Miller, B. L. (2005). The relationship of healthy eating, exercise and sleep with subjective wellbeing. Thesis, Melbourne: Deakin University.
O’Brien, W. H., VanEgeren, L., & Mumby, P. B. (1995). Predicting health behaviors using measures of optimism and perceived risk. Health Values, 19, 21–28.
Pallant, J. (2005). SPSS survival manual: A step by step guide to data analysis using SPSS. Sydney: Allen and Unwin.
Peterson, C. (2000). The future of optimism. American Psychologist, 55, 44–56.

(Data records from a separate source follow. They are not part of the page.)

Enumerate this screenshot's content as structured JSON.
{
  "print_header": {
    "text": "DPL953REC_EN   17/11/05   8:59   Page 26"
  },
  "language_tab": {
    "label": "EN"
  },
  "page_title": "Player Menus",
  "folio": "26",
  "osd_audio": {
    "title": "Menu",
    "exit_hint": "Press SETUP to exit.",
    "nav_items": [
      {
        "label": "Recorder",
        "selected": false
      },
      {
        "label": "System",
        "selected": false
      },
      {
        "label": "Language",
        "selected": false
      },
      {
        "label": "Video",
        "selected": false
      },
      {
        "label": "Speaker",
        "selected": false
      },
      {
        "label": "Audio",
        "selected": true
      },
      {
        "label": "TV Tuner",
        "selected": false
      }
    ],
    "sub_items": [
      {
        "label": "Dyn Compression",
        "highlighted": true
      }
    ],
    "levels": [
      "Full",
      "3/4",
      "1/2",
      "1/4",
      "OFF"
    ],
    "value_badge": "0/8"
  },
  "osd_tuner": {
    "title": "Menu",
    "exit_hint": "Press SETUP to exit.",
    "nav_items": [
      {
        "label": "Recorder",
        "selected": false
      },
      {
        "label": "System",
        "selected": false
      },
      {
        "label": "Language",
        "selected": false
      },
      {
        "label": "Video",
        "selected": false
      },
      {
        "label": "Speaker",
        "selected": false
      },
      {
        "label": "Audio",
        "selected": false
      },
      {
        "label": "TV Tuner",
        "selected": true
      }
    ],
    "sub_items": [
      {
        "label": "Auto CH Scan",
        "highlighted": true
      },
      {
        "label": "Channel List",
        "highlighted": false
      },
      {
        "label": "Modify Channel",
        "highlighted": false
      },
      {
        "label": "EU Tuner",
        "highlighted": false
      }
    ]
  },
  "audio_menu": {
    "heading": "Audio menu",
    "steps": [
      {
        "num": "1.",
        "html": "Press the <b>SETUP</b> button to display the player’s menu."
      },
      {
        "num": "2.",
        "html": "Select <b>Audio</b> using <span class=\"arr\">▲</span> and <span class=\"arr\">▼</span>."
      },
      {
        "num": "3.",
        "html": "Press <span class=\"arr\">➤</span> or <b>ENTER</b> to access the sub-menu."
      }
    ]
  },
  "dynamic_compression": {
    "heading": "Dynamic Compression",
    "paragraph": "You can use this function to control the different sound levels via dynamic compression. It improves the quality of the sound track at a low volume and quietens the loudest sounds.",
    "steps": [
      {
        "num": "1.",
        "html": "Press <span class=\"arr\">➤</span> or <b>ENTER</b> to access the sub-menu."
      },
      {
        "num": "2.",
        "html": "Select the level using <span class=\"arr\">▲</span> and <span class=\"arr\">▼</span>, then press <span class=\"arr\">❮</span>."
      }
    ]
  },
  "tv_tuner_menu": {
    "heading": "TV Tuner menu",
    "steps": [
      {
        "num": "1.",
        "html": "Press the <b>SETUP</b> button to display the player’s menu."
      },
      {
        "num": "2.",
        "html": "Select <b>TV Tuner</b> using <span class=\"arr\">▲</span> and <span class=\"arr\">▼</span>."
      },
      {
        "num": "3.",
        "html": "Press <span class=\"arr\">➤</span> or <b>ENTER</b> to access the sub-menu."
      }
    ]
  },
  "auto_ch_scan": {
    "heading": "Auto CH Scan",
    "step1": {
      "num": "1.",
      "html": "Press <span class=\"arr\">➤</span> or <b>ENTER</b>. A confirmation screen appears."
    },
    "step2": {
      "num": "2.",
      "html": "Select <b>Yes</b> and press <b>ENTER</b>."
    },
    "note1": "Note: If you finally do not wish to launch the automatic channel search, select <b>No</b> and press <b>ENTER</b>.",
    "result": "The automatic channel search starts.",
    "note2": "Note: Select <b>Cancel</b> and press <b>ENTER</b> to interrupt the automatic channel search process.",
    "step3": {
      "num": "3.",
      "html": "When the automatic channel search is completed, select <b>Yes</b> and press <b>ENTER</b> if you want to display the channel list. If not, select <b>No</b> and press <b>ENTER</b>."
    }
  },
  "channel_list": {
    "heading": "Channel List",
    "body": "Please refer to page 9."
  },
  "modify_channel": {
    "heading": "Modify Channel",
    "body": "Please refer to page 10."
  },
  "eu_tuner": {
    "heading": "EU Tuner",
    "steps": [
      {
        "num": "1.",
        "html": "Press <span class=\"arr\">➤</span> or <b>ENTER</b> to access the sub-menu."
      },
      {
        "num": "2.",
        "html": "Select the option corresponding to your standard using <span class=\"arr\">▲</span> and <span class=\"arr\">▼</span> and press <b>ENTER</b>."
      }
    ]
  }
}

Piccolo, R. F., Judge, T. A., Takahashi, K., Watanabe, N., & Locke, E. A. (2005). Core self-evaluations in Japan: Relative effects on job satisfaction, life satisfaction, and happiness. Journal of Organizational Behavior, 26, 965–984.
Rosenberg, M. (1979). Conceiving the self. New York: Basic Books.
Russell, J. A. (2003). Core affect and the psychological construction of emotion. Psychological Review, 110(1), 145–172.
Schmitt, N., & Bedeian, A. G. (1982). A comparison of LISREL and two-stage least squares analyses of a hypothesized life-job satisfaction reciprocal relationship. Journal of Applied Psychology, 67, 806–817.
Schwarz, N. (1999). Self-reports: How the questions shape the answers. American Psychologist, 93–105.
Schwarz, N., & Strack, F. (1991). Evaluating one’s life: A judgement model of subjective well-being. In F. Strack, M. Argyle, & N. Schwarz (Eds.), Subjective well-being: An interdisciplinary perspective (pp. 27–47). New York: Plenum Press.
Silver, R. L., & Wortman, C. B. (1980). Coping with undesirable life events. In J. Garber & M. E. P. Seligman (Eds.), Human helplessness: Theory and application. New York: Academic Press.
Tabachnick, B. G., & Fidell, L. S. (2001). Using multivariate statistics (4th ed.). Boston: Allyn and Bacon.
Tong, Y., & Song, S. (2004). A study on general self-efficacy and subjective wellbeing of low SES college students in a Chinese university. College Student Journal, 38(4), 637–643.
Watson, D., & Clark, L. A. (1992). On traits and temperament: General and specific factors of emotional experience and their relation to the five-factor model. Journal of Personality, 60, 441–476.
Wilson, K., & Gullone, E. (1999). The relationship between personality and affect over the life span. Personality and Individual Differences, 27, 1141–1156.
Wong, P. S. (1993). Satisfaction with life. In S. K. Lau, M. K. Lee, P. S. Wan, & S. L. Wong (Eds.), Indicators of social development (pp. 399–438). Hong Kong: The Chinese University of Hong Kong, Hong Kong Institute of Asia-Pacific Studies.
About this article
Cite this article
Lai, L.C.H., Cummins, R.A. The Contribution of Job and Partner Satisfaction to the Homeostatic Defense of Subjective Wellbeing. Soc Indic Res 111, 203–217 (2013). https://doi.org/10.1007/s11205-011-9991-6
- Subjective wellbeing
- Personal Wellbeing Index
- Homeostatically protected mood
- Homeostatic model
- Global life satisfaction
- Cultural response bias